I was fortunate to see the Rockettes at Radio City Music Hall as a young boy. I distinctly remember waiting, maybe even hoping, for one of them to go out of sync. The brain loves the exceptions, seizing on that one erroneous dancer instead of the other 35.
My mother in law told me a long story about how a housekeeper at her hotel didn’t replenish the teabags in her room. She went on and on about this frustration. What’s surprising about this story is because it bugged her so much, it overshadowed all my recollections of her other experiences with the hotel. So that one teabag was all it took.
One lapse in customer service can kill trust, pleasure, overall brand satisfaction. One might say it’s not fair when a company works so hard and has such a high percentage of good experiences, or at a minimum “non-bad” ones.
There are many, many Domino’s Pizza employees who haven’t posted YouTube videos of them messing with customers’ orders, or treating the kitchen inappropriately. Those aren’t the ones you’ll remember.
How to combat it? First, give up on thinking your brand is immune. Next, enjoy that the opposite effect is also true: people will go out of their way to remember a gesture that surprises them. And lastly, instill a culture of empowering your team (maybe even requiring it?) to create a memorable brand experience. It’s counter-intuitive if your team is “busy” – they will perceive that’s a luxury for someone who has a less-full plate. But it’s ironically the ONE thing that the customer may actually remember.
The housekeeping staff at an Mexico all-inclusive hotel noticed that I had finished both the Diet Cokes in the room fridge. So rather than replenish them with the required, minimum amount, they put four of them in the fridge. Maybe it was to save them time from being asked for a refill, but all I remember is that I tell this story ALL the time to people – I was so pleased by the gesture that it’s virtually all I remember about the hotel stay. Not the pool, not the beach, not the food. Just that they went out of their way for a simple gesture. The maid will certainly not get acknowledged for it (I don’t know who did it, and their management is unlikely to care or notice), but it is a crucial factor in the brand experience.

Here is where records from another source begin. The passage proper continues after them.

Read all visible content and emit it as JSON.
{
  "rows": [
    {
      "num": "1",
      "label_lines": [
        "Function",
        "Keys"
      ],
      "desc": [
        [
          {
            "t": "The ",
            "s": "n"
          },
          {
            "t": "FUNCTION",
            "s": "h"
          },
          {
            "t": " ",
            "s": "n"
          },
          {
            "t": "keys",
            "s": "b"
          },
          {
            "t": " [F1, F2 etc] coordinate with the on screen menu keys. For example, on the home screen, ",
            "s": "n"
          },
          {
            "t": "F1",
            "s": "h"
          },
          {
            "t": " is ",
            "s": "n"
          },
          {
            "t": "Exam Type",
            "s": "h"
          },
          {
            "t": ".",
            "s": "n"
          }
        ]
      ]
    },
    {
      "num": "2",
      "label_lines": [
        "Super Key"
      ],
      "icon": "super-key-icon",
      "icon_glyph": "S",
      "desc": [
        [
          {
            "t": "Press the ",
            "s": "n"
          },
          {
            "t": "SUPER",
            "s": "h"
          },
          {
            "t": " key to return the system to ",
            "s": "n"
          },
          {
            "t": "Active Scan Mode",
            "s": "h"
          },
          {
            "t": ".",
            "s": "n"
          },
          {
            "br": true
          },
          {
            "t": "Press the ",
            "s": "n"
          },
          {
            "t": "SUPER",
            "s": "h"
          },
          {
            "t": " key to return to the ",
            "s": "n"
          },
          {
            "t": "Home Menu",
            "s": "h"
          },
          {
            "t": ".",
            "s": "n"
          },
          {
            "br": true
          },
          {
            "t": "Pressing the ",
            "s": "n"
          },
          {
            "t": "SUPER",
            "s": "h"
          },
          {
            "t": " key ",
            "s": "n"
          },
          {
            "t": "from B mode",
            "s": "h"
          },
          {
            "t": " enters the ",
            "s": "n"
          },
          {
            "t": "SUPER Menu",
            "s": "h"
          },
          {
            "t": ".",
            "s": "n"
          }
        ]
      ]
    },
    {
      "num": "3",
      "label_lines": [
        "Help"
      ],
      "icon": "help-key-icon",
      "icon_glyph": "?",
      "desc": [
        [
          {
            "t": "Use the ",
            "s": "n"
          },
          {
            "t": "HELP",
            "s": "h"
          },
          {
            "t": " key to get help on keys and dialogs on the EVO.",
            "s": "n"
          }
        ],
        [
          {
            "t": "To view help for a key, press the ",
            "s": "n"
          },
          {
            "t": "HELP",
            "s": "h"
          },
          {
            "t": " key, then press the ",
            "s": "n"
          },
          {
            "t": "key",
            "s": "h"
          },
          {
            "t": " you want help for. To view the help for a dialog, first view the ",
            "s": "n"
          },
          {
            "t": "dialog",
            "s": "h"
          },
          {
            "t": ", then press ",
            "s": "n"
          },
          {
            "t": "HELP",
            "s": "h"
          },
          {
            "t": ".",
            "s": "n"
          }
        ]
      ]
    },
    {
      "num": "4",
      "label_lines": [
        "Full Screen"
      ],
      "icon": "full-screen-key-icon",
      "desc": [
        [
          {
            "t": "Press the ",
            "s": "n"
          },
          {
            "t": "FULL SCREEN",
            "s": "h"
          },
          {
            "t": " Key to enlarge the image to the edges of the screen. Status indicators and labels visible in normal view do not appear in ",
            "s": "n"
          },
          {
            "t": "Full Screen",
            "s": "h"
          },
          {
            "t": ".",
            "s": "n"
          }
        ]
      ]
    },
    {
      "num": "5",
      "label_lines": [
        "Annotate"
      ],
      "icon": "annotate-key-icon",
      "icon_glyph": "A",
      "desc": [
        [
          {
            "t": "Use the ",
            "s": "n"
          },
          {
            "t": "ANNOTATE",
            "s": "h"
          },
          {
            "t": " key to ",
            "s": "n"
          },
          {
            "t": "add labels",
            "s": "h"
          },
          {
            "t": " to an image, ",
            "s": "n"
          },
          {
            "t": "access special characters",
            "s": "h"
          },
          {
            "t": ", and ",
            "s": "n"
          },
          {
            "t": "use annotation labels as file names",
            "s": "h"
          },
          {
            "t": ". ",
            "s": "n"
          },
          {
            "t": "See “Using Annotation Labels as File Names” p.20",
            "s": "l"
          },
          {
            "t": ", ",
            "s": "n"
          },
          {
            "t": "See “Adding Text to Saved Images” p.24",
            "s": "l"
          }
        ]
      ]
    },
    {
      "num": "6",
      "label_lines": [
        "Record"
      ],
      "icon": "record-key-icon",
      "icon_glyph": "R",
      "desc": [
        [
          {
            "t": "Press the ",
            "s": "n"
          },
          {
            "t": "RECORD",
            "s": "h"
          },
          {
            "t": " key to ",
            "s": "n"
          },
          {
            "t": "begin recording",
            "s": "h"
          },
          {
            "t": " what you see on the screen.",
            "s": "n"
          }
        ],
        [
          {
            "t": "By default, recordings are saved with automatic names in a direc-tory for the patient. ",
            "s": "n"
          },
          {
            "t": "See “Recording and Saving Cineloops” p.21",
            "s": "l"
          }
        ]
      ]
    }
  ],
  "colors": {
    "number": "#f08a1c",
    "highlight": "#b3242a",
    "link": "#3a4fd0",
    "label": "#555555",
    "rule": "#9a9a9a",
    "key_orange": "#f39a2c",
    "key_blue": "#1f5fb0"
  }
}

So you can seize on the one Rockette in your organization that disappoints a customer. Or you can try the “we can’t win ‘em all” approach and come up with an “acceptable” level of customer dissatisfaction. Or you can focus on dazzling existing customers and prospective customers. It’s usually free or close to no cost, it allows your creative staff to be REALLY creative, and it creates the only buzz that really matters: authentic, personal surprises that keep a smile on someone’s face.